Task goal =
Below are some records; print every one of them exactly.

___ Records for this exercise

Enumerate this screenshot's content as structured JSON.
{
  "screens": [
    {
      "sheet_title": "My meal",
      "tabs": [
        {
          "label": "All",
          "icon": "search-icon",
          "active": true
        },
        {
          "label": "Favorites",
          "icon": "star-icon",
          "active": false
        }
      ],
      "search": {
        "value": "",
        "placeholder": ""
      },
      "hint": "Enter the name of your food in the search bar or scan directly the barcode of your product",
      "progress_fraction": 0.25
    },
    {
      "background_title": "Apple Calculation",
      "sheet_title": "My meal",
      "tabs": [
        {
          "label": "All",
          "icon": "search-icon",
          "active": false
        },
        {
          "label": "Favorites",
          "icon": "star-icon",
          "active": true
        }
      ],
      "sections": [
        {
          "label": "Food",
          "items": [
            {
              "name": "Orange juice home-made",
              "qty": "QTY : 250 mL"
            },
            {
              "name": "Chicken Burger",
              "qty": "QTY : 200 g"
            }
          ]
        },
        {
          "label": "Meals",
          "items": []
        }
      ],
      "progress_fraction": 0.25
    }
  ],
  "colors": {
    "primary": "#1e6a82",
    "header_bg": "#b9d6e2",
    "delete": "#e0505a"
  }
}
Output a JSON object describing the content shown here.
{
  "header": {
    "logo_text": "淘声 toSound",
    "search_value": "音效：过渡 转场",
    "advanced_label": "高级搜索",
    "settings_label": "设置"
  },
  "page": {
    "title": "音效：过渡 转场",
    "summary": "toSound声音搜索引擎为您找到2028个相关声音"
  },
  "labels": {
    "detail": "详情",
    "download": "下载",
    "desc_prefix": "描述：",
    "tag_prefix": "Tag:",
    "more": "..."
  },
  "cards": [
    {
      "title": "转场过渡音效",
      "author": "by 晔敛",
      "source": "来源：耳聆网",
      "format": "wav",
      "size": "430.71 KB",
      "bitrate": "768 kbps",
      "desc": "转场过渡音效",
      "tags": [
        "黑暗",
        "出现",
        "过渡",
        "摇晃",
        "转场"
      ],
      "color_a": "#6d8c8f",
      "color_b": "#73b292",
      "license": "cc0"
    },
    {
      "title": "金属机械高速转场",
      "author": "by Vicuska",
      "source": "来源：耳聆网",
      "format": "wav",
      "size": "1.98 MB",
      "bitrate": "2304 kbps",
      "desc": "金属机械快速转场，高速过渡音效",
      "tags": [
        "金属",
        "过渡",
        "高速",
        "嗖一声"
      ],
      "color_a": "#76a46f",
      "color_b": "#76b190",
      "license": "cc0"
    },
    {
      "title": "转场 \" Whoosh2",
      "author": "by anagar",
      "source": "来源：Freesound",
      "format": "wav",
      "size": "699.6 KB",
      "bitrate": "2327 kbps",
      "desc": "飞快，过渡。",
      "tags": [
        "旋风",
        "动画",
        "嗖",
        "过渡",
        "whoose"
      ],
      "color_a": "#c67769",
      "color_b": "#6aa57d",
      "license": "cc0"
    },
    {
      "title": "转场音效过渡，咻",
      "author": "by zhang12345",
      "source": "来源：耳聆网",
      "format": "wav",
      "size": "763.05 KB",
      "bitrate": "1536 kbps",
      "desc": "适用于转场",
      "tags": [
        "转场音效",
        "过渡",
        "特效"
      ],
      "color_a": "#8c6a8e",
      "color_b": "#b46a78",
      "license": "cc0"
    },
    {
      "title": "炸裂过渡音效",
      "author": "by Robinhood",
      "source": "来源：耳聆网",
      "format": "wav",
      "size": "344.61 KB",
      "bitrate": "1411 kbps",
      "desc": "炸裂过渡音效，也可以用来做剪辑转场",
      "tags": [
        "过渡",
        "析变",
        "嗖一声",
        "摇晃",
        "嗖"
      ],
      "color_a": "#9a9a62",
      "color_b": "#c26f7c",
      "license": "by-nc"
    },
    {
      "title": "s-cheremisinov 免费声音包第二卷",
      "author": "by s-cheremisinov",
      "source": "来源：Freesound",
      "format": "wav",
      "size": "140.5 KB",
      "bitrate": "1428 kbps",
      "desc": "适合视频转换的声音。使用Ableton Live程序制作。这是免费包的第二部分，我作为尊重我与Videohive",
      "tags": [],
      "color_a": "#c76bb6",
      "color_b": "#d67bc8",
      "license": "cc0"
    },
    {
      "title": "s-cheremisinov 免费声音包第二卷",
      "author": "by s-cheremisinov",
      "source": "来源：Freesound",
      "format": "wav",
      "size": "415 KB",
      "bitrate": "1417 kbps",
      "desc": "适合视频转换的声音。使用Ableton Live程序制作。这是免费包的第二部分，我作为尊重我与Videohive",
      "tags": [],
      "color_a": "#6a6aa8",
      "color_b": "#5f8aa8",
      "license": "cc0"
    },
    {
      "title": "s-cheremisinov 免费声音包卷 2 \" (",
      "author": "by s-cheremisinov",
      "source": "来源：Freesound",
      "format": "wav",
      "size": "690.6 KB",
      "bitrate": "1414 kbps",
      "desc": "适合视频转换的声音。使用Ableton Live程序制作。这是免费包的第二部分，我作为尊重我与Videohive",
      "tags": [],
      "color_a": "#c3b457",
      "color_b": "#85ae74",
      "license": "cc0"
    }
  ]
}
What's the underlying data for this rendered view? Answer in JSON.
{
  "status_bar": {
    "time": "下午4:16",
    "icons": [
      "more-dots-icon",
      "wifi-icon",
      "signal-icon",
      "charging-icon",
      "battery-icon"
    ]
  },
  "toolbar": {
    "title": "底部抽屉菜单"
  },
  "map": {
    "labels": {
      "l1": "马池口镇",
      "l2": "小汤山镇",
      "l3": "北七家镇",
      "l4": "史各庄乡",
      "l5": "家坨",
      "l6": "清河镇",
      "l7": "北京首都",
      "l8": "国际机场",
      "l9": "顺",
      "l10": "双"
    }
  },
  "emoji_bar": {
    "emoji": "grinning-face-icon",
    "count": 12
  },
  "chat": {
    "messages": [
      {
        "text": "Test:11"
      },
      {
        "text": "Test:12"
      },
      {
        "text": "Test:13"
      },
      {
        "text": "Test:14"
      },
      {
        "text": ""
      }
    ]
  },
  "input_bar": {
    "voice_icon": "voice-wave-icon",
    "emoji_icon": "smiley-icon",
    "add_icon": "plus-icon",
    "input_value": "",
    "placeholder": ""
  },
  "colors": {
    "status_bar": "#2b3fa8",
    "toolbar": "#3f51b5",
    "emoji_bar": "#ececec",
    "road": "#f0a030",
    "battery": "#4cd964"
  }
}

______

Task solution =
Enumerate this screenshot's content as structured JSON.
{
  "screens": [
    {
      "sheet_title": "My meal",
      "tabs": [
        {
          "label": "All",
          "icon": "search-icon",
          "active": true
        },
        {
          "label": "Favorites",
          "icon": "star-icon",
          "active": false
        }
      ],
      "search": {
        "value": "",
        "placeholder": ""
      },
      "hint": "Enter the name of your food in the search bar or scan directly the barcode of your product",
      "progress_fraction": 0.25
    },
    {
      "background_title": "Apple Calculation",
      "sheet_title": "My meal",
      "tabs": [
        {
          "label": "All",
          "icon": "search-icon",
          "active": false
        },
        {
          "label": "Favorites",
          "icon": "star-icon",
          "active": true
        }
      ],
      "sections": [
        {
          "label": "Food",
          "items": [
            {
              "name": "Orange juice home-made",
              "qty": "QTY : 250 mL"
            },
            {
              "name": "Chicken Burger",
              "qty": "QTY : 200 g"
            }
          ]
        },
        {
          "label": "Meals",
          "items": []
        }
      ],
      "progress_fraction": 0.25
    }
  ],
  "colors": {
    "primary": "#1e6a82",
    "header_bg": "#b9d6e2",
    "delete": "#e0505a"
  }
}
Output a JSON object describing the content shown here.
{
  "header": {
    "logo_text": "淘声 toSound",
    "search_value": "音效：过渡 转场",
    "advanced_label": "高级搜索",
    "settings_label": "设置"
  },
  "page": {
    "title": "音效：过渡 转场",
    "summary": "toSound声音搜索引擎为您找到2028个相关声音"
  },
  "labels": {
    "detail": "详情",
    "download": "下载",
    "desc_prefix": "描述：",
    "tag_prefix": "Tag:",
    "more": "..."
  },
  "cards": [
    {
      "title": "转场过渡音效",
      "author": "by 晔敛",
      "source": "来源：耳聆网",
      "format": "wav",
      "size": "430.71 KB",
      "bitrate": "768 kbps",
      "desc": "转场过渡音效",
      "tags": [
        "黑暗",
        "出现",
        "过渡",
        "摇晃",
        "转场"
      ],
      "color_a": "#6d8c8f",
      "color_b": "#73b292",
      "license": "cc0"
    },
    {
      "title": "金属机械高速转场",
      "author": "by Vicuska",
      "source": "来源：耳聆网",
      "format": "wav",
      "size": "1.98 MB",
      "bitrate": "2304 kbps",
      "desc": "金属机械快速转场，高速过渡音效",
      "tags": [
        "金属",
        "过渡",
        "高速",
        "嗖一声"
      ],
      "color_a": "#76a46f",
      "color_b": "#76b190",
      "license": "cc0"
    },
    {
      "title": "转场 \" Whoosh2",
      "author": "by anagar",
      "source": "来源：Freesound",
      "format": "wav",
      "size": "699.6 KB",
      "bitrate": "2327 kbps",
      "desc": "飞快，过渡。",
      "tags": [
        "旋风",
        "动画",
        "嗖",
        "过渡",
        "whoose"
      ],
      "color_a": "#c67769",
      "color_b": "#6aa57d",
      "license": "cc0"
    },
    {
      "title": "转场音效过渡，咻",
      "author": "by zhang12345",
      "source": "来源：耳聆网",
      "format": "wav",
      "size": "763.05 KB",
      "bitrate": "1536 kbps",
      "desc": "适用于转场",
      "tags": [
        "转场音效",
        "过渡",
        "特效"
      ],
      "color_a": "#8c6a8e",
      "color_b": "#b46a78",
      "license": "cc0"
    },
    {
      "title": "炸裂过渡音效",
      "author": "by Robinhood",
      "source": "来源：耳聆网",
      "format": "wav",
      "size": "344.61 KB",
      "bitrate": "1411 kbps",
      "desc": "炸裂过渡音效，也可以用来做剪辑转场",
      "tags": [
        "过渡",
        "析变",
        "嗖一声",
        "摇晃",
        "嗖"
      ],
      "color_a": "#9a9a62",
      "color_b": "#c26f7c",
      "license": "by-nc"
    },
    {
      "title": "s-cheremisinov 免费声音包第二卷",
      "author": "by s-cheremisinov",
      "source": "来源：Freesound",
      "format": "wav",
      "size": "140.5 KB",
      "bitrate": "1428 kbps",
      "desc": "适合视频转换的声音。使用Ableton Live程序制作。这是免费包的第二部分，我作为尊重我与Videohive",
      "tags": [],
      "color_a": "#c76bb6",
      "color_b": "#d67bc8",
      "license": "cc0"
    },
    {
      "title": "s-cheremisinov 免费声音包第二卷",
      "author": "by s-cheremisinov",
      "source": "来源：Freesound",
      "format": "wav",
      "size": "415 KB",
      "bitrate": "1417 kbps",
      "desc": "适合视频转换的声音。使用Ableton Live程序制作。这是免费包的第二部分，我作为尊重我与Videohive",
      "tags": [],
      "color_a": "#6a6aa8",
      "color_b": "#5f8aa8",
      "license": "cc0"
    },
    {
      "title": "s-cheremisinov 免费声音包卷 2 \" (",
      "author": "by s-cheremisinov",
      "source": "来源：Freesound",
      "format": "wav",
      "size": "690.6 KB",
      "bitrate": "1414 kbps",
      "desc": "适合视频转换的声音。使用Ableton Live程序制作。这是免费包的第二部分，我作为尊重我与Videohive",
      "tags": [],
      "color_a": "#c3b457",
      "color_b": "#85ae74",
      "license": "cc0"
    }
  ]
}
What's the underlying data for this rendered view? Answer in JSON.
{
  "status_bar": {
    "time": "下午4:16",
    "icons": [
      "more-dots-icon",
      "wifi-icon",
      "signal-icon",
      "charging-icon",
      "battery-icon"
    ]
  },
  "toolbar": {
    "title": "底部抽屉菜单"
  },
  "map": {
    "labels": {
      "l1": "马池口镇",
      "l2": "小汤山镇",
      "l3": "北七家镇",
      "l4": "史各庄乡",
      "l5": "家坨",
      "l6": "清河镇",
      "l7": "北京首都",
      "l8": "国际机场",
      "l9": "顺",
      "l10": "双"
    }
  },
  "emoji_bar": {
    "emoji": "grinning-face-icon",
    "count": 12
  },
  "chat": {
    "messages": [
      {
        "text": "Test:11"
      },
      {
        "text": "Test:12"
      },
      {
        "text": "Test:13"
      },
      {
        "text": "Test:14"
      },
      {
        "text": ""
      }
    ]
  },
  "input_bar": {
    "voice_icon": "voice-wave-icon",
    "emoji_icon": "smiley-icon",
    "add_icon": "plus-icon",
    "input_value": "",
    "placeholder": ""
  },
  "colors": {
    "status_bar": "#2b3fa8",
    "toolbar": "#3f51b5",
    "emoji_bar": "#ececec",
    "road": "#f0a030",
    "battery": "#4cd964"
  }
}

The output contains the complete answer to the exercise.